reate Next Film Project, John Boyega’s recent collaboration with Converse, is putting young Black filmmakers on the map. A vision that originated from the actor’s talks with pupils in Southwark has grown into a far-reaching network that aims to empower the next generation of Black filmmakers. The initiative brings together young creatives and industry giants in hopes of bridging representational gaps in the industry.

“I want to film projects here [in London],” Boyega told the audience of an in-conversation on the project. “I want to develop projects here and that’s what I’ve been doing, rather than just speaking about it, I’m trying to be a part of that effective change… I love Top Boy, I love all of those shows but we’re seeing that we want more nuance – something that spreads and gives us much more freedom to play more versatile characters,” he said.

This partnership with Boyega is the latest venture under Converse’s All Stars Program, a grassroots scheme involving more than 3,000 individuals from more than 27 cities, from Los Angeles to London to Lima and beyond, aiming to champion young game-changers by helping to amplify their voices.

It’s important, they actor says, that a focus on a new wave of Black talent remains at the heart of the Create Next Film Project. Carefully-selected program participants are awarded access to a robust and community-focused ecosystem of mentorship that not only provides them with funding but allows them to dream with their eyes open. The filmmakers are given room to realise their talents and showcase stories they believe deserve to be on the big screen.

John Boyega and Julie Adenuga

/ Converse

Over the last six months London filmmakers, Ade Femzo, Kaylen Francis, Kemi Anna Adeeko, Lorraine Khamali and Ibrahim Muhammad, have each written, directed and produced their own five-minute short film, which premiered at London’s Curzon Cinema on Tuesday.

According to Boyega, participating  filmmakers weren’t chosen “based on race” but on a desire to put talented people out there and invest in gifted individuals who have pathed out a career for themselves. “I just want to see an industry that allocates these qualities and talents to the right people,” he says.

Boyega said he wished he had been exposed to similar initiatives when he first started out, and identified a sense of community and transferable knowledge as being among the most useful things for burgeoning actors and filmmakers.

Now a well-decorated actor and producer, he takes pride in his ability to influence change and shine a spotlight on talent, particularly that of young people from a similar ethnic and economic background to himself. “There are moments that I genuinely missed out on and lessons that I genuinely missed out on, it didn’t stop success but I still have to learn it,” he said.

Boyega also said that a lack of representation is the most limiting factor for creatives from similar backgrounds to himself, and noted that restrictions can sometimes simply boil down to a lack of knowledge of or access to the different opportunities that exist within the film industry. “For me it is about building something that provides an access point for individuals that were restricted to who you know,” he says.

“[We’re] just trying to give a much more realistic vision to our dreamers.”

The filmmakers all agree that they have gained extensive industry knowledge through the scheme, especially from sessions with industry experts which included script writing and storytelling workshops. “In the UK there hasn’t really been much to cultivate young Black minds into entering the film industry,” says Ibrahim Mahummed, a photographer and film student at the University of Westminster.

“Usually you’ll just see black people in music videos or something like that, and I think giving someone a face or giving faces to an industry that is underrepresented is really inspiring for young Black filmmakers.
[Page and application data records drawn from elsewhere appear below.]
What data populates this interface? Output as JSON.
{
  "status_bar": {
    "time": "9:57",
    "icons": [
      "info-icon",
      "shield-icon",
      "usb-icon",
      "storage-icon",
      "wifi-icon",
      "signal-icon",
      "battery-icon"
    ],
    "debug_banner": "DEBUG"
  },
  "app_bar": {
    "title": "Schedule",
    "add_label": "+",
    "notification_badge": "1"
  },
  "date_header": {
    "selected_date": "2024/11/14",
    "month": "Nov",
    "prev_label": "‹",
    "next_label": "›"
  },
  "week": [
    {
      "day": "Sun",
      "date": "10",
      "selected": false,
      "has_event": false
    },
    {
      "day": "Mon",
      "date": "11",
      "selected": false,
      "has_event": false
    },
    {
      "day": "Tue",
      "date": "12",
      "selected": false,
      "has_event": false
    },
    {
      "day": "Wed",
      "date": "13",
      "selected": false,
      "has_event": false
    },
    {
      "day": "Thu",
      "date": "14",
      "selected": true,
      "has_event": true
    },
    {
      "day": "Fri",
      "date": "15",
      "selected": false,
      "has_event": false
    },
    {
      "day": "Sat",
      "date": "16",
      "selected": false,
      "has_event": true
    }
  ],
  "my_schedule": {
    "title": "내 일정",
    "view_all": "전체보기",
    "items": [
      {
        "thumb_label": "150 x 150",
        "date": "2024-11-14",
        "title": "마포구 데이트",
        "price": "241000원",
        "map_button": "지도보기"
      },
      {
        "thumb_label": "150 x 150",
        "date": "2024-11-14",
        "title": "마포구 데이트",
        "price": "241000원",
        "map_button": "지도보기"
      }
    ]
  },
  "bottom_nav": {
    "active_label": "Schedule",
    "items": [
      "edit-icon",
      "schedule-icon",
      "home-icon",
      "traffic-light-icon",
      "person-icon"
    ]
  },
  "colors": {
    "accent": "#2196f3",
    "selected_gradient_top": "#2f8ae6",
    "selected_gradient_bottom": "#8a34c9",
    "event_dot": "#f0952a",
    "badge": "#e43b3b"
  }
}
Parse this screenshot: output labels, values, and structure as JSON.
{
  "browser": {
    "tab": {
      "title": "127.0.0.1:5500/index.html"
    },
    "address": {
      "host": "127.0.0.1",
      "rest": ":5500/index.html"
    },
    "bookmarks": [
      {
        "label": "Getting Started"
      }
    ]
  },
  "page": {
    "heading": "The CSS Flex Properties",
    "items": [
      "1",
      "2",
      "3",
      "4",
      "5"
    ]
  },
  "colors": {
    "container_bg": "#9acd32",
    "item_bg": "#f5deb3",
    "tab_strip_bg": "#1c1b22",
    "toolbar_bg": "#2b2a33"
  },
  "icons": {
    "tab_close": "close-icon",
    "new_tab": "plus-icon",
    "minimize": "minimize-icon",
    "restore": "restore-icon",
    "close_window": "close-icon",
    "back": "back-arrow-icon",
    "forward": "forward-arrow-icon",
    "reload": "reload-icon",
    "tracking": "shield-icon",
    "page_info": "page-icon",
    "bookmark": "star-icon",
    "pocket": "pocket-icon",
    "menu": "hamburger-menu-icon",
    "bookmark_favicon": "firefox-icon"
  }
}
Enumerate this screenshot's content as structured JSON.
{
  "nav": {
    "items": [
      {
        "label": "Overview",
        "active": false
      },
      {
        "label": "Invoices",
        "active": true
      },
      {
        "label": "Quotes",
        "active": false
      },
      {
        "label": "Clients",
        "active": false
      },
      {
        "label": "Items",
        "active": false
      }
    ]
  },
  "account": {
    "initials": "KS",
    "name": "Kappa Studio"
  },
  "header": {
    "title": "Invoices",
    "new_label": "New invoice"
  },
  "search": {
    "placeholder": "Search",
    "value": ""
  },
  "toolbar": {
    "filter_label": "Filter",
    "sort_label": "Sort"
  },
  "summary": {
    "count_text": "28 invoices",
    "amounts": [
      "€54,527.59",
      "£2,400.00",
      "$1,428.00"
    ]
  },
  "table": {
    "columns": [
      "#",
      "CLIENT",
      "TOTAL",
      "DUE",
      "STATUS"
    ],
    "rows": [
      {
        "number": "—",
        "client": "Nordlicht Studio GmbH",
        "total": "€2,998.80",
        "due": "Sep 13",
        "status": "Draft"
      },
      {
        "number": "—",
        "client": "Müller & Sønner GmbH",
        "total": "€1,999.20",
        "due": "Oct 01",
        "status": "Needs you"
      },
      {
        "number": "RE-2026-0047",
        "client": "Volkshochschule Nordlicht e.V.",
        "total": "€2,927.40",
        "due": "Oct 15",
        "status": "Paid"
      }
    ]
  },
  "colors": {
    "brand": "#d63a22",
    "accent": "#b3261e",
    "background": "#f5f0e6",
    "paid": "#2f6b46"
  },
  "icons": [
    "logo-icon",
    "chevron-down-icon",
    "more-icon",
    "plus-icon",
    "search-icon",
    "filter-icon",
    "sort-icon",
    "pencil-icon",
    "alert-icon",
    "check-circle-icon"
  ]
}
I think the opportunity with the Create Next Film Project has been really good at creating a kick start for our careers and giving us an opportunity we may not have ever gotten.”

Ibrahim Muhammad, 19, is a photographer and film student at The University of Westminster who recently joined Converse’s new mentorship programme

/ Converse

Boyega foresees a long and bright future for the young creatives who have taken  part in the program so far. He says watching the filmmakers grow over the weeks and face their struggles head on was one of the proudest moments for him as a mentor and that he hopes his partnership with Converse will continue to grow and thrive into something that provides long-lasting opportunities for Black filmmakers.

He believes the impact of Create Next Film Project goes beyond these five filmmakers and serves as inspiration to all Black filmmakers in the country, encouraging them to manifest their creative goals and create the next big thing in the industry.

John Boyega and all 5 filmmakers from Converse’s Create Next Film Project

/ Converse x John Boyega

Create Next Film Project is accepting applications for a new round of film funding from June. The process is straightforward and involves sharing your idea and project breakdown with the Converse team. The maximum amount of funding allocated for each project is £2,500 and this can go towards all the elements needed to put your film together – so get applying.

All of the filmmakers’ movies are now available to watch on YouTube

Source link